## AIM OF THE TASK
Return all entries below exactly. Skip nothing.

## ENTRIES PROVIDED

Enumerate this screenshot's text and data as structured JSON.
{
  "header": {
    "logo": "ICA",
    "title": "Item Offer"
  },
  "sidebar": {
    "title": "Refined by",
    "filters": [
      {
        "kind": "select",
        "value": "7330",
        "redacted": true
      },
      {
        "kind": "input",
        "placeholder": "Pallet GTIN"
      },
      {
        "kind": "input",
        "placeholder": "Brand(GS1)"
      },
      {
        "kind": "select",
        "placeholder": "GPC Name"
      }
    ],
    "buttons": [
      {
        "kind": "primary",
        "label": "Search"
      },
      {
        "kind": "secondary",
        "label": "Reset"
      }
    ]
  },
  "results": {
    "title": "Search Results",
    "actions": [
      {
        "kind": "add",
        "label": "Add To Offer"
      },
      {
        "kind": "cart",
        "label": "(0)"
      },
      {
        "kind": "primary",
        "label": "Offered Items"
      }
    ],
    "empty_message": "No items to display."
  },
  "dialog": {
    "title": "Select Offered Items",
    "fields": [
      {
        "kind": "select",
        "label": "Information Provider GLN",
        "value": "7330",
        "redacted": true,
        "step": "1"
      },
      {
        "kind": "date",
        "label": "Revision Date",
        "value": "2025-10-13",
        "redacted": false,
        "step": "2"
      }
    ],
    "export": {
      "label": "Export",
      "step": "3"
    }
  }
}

## ANSWER TO THIS TASK
Enumerate this screenshot's text and data as structured JSON.
{
  "header": {
    "logo": "ICA",
    "title": "Item Offer"
  },
  "sidebar": {
    "title": "Refined by",
    "filters": [
      {
        "kind": "select",
        "value": "7330",
        "redacted": true
      },
      {
        "kind": "input",
        "placeholder": "Pallet GTIN"
      },
      {
        "kind": "input",
        "placeholder": "Brand(GS1)"
      },
      {
        "kind": "select",
        "placeholder": "GPC Name"
      }
    ],
    "buttons": [
      {
        "kind": "primary",
        "label": "Search"
      },
      {
        "kind": "secondary",
        "label": "Reset"
      }
    ]
  },
  "results": {
    "title": "Search Results",
    "actions": [
      {
        "kind": "add",
        "label": "Add To Offer"
      },
      {
        "kind": "cart",
        "label": "(0)"
      },
      {
        "kind": "primary",
        "label": "Offered Items"
      }
    ],
    "empty_message": "No items to display."
  },
  "dialog": {
    "title": "Select Offered Items",
    "fields": [
      {
        "kind": "select",
        "label": "Information Provider GLN",
        "value": "7330",
        "redacted": true,
        "step": "1"
      },
      {
        "kind": "date",
        "label": "Revision Date",
        "value": "2025-10-13",
        "redacted": false,
        "step": "2"
      }
    ],
    "export": {
      "label": "Export",
      "step": "3"
    }
  }
}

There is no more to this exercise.